Precautions had been taken to protect Labastida from becoming a ransom target but on Monday, outside a relative's home in an upscale neighborhood, more than 50 bullets were fired into a car with Labastida inside.
Thomas Clayton Beecher, President of Mater Dei, said he doesn't know how many of the bullets hit Labastida.
According to news reports in Mexico, the shooting may have been triggered by a botched kidnapping.
The FBI in San Diego monitors kidnappings involving U.S. citizens in Mexico and has seen an important change over the past few years.
"So, you had a lot of kidnappings involving bad guy on bad guy, but that changed and they started targeting innocent civilians," said the FBI's Darrell Foxworth. "People that were not involved in any criminal activity whatsoever."
The killing was one of five separate murders in Tijuana according to ElUniversal.com.mx.
Among the other killings, a restaurant security guard was shot and killed by men in a passing car in the area of Del Bosque.
A federal police officer told the Spanish-language newspaper that the head of another victim was found in a tunnel next to the Mexicali-Tijuana Highway. The body has not been recovered.
And while none of the other killings appears to involve tourists, the FBI says everyone should be aware of the problem.
"It's all about just knowing where you're going and paying attention to your surrounding," said Foxworth.
Beecher said Labastida was a great golfer and was hoping to play on the school's team this year. He transferred into Mater Dei last year.
Counselors were on hand at Mater Dei Tuesday to help students cope with the news. Many could not believe the news. "He was funny. he was quiet at times, but he was a sweetheart," said one student.
A memorial service is planned at the school Wednesday.

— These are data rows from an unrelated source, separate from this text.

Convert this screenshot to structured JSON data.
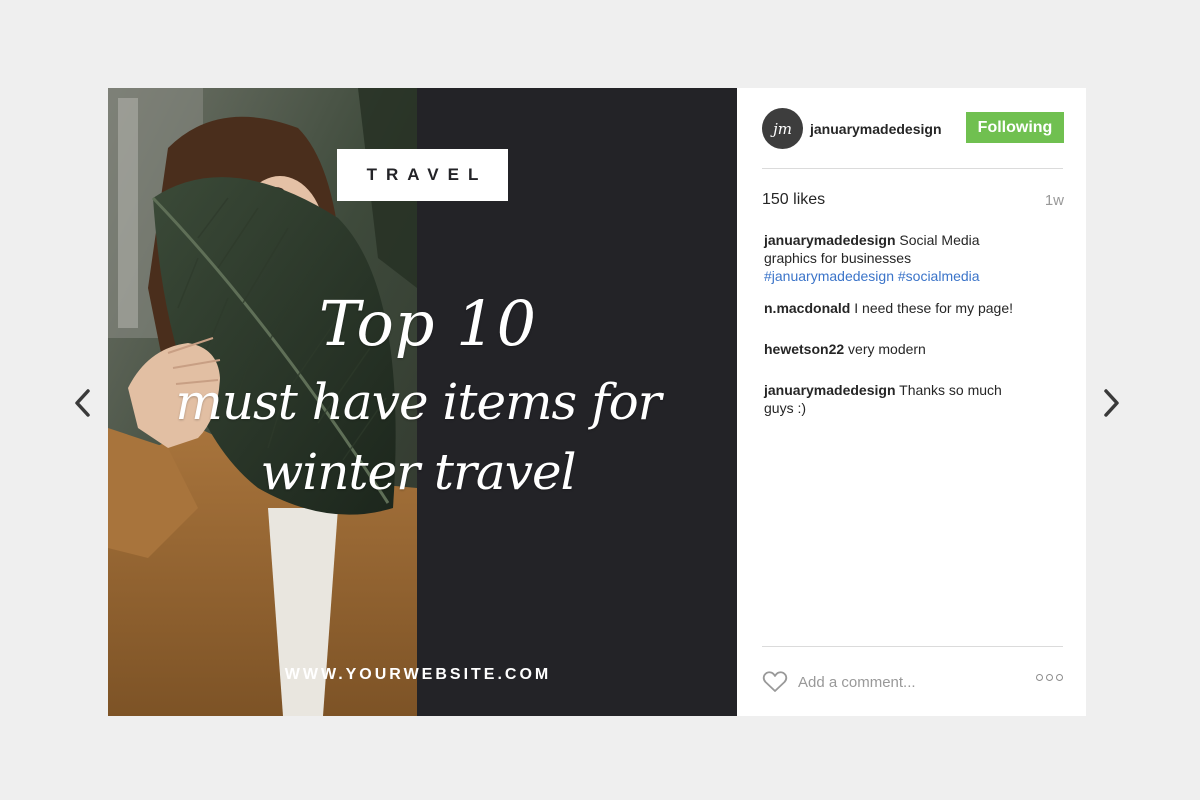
{
  "post": {
    "category": "TRAVEL",
    "headline": {
      "line1": "Top 10",
      "line2": "must have items for",
      "line3": "winter travel"
    },
    "website": "WWW.YOURWEBSITE.COM"
  },
  "sidebar": {
    "avatar_text": "jm",
    "username": "januarymadedesign",
    "follow_label": "Following",
    "likes": "150 likes",
    "time": "1w",
    "comments": [
      {
        "user": "januarymadedesign",
        "text": " Social Media graphics for businesses",
        "hashtags": "#januarymadedesign #socialmedia"
      },
      {
        "user": "n.macdonald",
        "text": " I need these for my page!"
      },
      {
        "user": "hewetson22",
        "text": " very modern"
      },
      {
        "user": "januarymadedesign",
        "text": " Thanks so much guys :)"
      }
    ],
    "comment_placeholder": "Add a comment..."
  },
  "icons": {
    "prev": "chevron-left-icon",
    "next": "chevron-right-icon",
    "like": "heart-icon",
    "more": "more-options-icon"
  },
  "colors": {
    "background": "#efefef",
    "dark_panel": "#232327",
    "follow_button": "#70c050",
    "hashtag": "#3b74c9"
  }
}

Some of the precautions used to protect Labastida included using a different last name than his grandfather who started the grocery stores, and also using someone else's picture on his facebook page.